The Richmond Public Library (RPL) system was established in 1976. In total RPL has 4 branches and has evolved with the times to include an intricate online library cataloguing system, ebooks, free wireless internet, self checkout, DVD rentals and much more. The demographic of Richmond is unique from the rest of Vancouver Lower Mainland by which according to 2006 consensus, 57% of the population Richmond is foreign-born (majority of the popular speaks either Cantonese or Mandarin). RPL has a strong emphasis on multiculturalism; it offers library materials in multiple languages and assists Richmond residents in adapting to Canadian life with programs such as weekly New Immigrant Orientation seminars and Canadian Citizenship Practice Tests.

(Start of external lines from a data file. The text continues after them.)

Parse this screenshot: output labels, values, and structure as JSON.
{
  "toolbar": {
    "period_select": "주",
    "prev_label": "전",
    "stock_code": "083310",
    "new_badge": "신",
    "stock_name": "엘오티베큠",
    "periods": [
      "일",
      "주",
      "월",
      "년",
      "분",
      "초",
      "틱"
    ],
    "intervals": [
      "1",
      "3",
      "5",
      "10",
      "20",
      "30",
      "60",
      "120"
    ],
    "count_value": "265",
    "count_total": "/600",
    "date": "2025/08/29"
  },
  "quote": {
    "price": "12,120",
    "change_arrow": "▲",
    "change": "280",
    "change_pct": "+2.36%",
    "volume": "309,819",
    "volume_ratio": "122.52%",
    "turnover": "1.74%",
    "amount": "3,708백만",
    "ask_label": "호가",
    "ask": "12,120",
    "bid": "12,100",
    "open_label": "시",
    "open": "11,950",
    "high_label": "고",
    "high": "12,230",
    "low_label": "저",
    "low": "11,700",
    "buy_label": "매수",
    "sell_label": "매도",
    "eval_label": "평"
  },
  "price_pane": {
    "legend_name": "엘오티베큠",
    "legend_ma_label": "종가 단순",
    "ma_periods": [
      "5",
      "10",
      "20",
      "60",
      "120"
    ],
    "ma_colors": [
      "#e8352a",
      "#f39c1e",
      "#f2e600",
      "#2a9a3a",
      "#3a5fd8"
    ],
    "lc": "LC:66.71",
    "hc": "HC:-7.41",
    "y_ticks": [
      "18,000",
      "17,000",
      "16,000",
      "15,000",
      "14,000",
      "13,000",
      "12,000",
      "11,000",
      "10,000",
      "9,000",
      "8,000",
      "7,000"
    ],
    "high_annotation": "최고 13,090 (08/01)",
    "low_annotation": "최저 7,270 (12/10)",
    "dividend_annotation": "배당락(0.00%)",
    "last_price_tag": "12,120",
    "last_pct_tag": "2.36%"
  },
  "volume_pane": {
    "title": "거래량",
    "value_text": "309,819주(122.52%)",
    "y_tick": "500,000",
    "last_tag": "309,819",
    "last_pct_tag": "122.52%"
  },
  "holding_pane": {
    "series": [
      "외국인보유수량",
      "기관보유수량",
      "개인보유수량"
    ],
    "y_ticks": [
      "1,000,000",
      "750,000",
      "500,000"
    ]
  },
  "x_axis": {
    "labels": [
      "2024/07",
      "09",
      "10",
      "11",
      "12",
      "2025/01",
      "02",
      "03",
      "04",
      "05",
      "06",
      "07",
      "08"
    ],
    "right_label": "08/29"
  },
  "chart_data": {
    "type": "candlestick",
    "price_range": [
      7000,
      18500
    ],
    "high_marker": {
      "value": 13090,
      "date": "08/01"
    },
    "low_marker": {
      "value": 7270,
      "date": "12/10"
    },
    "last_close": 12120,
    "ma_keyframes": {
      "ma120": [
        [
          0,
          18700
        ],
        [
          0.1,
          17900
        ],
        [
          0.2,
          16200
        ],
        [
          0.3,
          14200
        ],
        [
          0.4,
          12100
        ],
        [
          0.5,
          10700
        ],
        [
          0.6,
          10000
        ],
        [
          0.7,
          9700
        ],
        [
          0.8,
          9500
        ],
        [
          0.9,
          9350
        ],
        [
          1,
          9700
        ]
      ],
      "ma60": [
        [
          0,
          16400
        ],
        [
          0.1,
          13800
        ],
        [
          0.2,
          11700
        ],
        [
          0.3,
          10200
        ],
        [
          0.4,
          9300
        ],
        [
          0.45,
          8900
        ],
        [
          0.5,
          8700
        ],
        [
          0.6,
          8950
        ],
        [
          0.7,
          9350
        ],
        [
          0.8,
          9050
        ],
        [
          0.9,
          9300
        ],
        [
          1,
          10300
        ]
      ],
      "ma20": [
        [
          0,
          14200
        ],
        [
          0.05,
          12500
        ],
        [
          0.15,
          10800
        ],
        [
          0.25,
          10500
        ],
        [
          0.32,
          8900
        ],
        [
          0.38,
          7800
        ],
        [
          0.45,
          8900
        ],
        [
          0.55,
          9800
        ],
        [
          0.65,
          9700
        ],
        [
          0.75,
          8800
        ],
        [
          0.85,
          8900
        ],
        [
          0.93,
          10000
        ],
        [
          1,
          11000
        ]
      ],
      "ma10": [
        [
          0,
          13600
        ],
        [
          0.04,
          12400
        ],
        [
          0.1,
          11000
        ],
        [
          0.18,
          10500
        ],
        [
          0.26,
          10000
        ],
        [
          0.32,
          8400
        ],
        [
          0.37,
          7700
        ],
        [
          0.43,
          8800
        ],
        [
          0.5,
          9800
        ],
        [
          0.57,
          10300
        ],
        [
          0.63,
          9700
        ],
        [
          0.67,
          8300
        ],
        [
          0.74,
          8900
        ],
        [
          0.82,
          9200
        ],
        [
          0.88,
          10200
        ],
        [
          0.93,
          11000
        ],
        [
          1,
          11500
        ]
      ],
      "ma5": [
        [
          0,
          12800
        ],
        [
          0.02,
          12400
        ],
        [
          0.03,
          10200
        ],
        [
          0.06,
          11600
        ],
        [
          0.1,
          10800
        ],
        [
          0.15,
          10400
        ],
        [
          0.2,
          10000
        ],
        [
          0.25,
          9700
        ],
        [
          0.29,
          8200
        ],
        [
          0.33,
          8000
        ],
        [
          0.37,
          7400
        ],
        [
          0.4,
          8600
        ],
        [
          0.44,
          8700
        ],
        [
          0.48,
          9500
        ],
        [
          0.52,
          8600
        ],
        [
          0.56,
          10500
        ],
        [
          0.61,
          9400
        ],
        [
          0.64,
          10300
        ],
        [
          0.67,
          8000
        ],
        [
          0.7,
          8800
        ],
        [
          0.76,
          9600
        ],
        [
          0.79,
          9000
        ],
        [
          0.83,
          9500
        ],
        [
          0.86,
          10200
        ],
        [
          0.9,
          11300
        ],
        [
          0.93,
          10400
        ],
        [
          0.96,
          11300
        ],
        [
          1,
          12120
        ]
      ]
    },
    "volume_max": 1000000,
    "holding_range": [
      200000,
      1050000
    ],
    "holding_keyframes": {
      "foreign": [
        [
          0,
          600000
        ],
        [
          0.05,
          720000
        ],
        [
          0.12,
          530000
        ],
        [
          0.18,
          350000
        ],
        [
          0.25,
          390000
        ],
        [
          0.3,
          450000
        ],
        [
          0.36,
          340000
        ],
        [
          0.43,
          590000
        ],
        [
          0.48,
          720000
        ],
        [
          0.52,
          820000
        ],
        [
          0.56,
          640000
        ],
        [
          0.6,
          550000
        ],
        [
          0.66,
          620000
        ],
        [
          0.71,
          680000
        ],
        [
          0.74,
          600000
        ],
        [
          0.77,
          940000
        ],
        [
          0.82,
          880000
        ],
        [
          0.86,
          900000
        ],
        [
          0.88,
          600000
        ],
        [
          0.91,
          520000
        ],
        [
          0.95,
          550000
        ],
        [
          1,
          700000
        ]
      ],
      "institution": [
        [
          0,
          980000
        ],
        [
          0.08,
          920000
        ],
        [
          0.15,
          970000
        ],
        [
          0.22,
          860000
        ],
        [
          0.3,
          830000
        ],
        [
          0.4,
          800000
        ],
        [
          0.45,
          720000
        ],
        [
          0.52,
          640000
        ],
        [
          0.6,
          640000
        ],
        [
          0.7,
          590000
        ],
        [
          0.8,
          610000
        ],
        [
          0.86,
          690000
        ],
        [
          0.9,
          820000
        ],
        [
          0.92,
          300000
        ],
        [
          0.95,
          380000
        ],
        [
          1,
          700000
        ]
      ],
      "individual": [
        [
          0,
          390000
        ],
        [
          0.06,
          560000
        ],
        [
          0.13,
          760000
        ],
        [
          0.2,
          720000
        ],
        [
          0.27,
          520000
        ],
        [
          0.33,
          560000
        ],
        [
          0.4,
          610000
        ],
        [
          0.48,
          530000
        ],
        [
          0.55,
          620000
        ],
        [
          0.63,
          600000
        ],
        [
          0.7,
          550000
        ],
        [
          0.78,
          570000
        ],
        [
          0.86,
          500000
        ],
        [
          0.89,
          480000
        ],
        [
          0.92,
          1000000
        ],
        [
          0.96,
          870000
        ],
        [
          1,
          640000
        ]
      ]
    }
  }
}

As typical with public libraries, RPL is a community hub and offers many events and programs. RPL appears to have two monthly e-newsletters: one for children and the other for adults. The kids e-newsletter is archived on the RPL website.
The target audience of the Richmond Public Library’s Kids’ e-Newsletter are the parents of young children. At first glance, the newsletters is divided into a 2 column grid system; the smaller (right) of the two is used for navigation and recommended books, and the main column (left) is for articles. The newsletter is very copy heavy; children would not likely look at the newsletter themselves. However, the text is not comfortable for adults to read either; the right column is very tight (margins and gutters), font size is tiny, type is aligned center, and copy is done in reverse text.

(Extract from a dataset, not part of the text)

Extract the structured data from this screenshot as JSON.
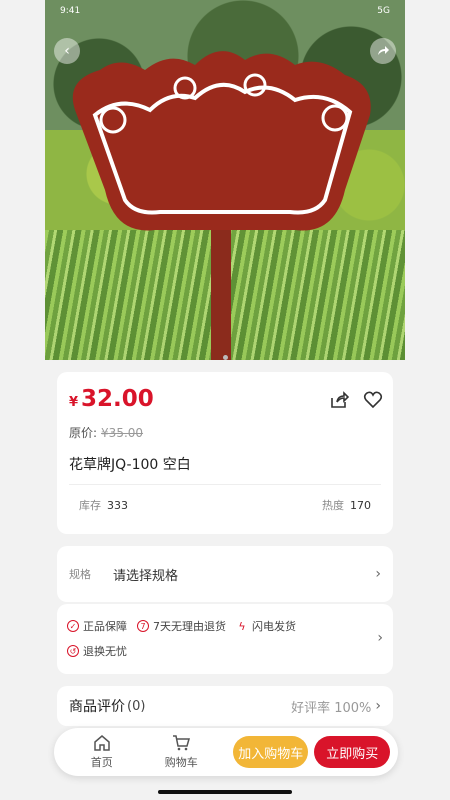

The newsletter does incorporate some visuals but not in a way that is attention grabbing. The photo of the happy family is part of the newsletter’s layout and it does not change. The other images are stock photography, clip art, logos or book covers which are all small and negligible. The newsletter also has a strange colour palette of orange and grey in monochrome tones. It does not match the RPL logo colours either, so it is inexplicable why those colours were chosen (the orange, however, is used on the website). Thick rules in those colours are used to differentiate between sections and topics.
For my redesign, I would likely change everything about the current newsletter. I would change the colour scheme, and depending on whether the audience will remain the parents or appeal more to children, I would likely like to incorporate more colour. I would definitely get rid of the two column grid, or at the very least change it so the type inside is not so tight and difficult to read. There are some aspects of the current design that I like; I like that there is a table of contents which I find many newsletters are missing causing the viewer to scroll until they find what they are looking for. Most importantly I would like to make the newsletter appealing in a way that perhaps the audience would not be children, but the children would be curious about what their parents are looking are; the newsletter after all was made for the kids benefits after all.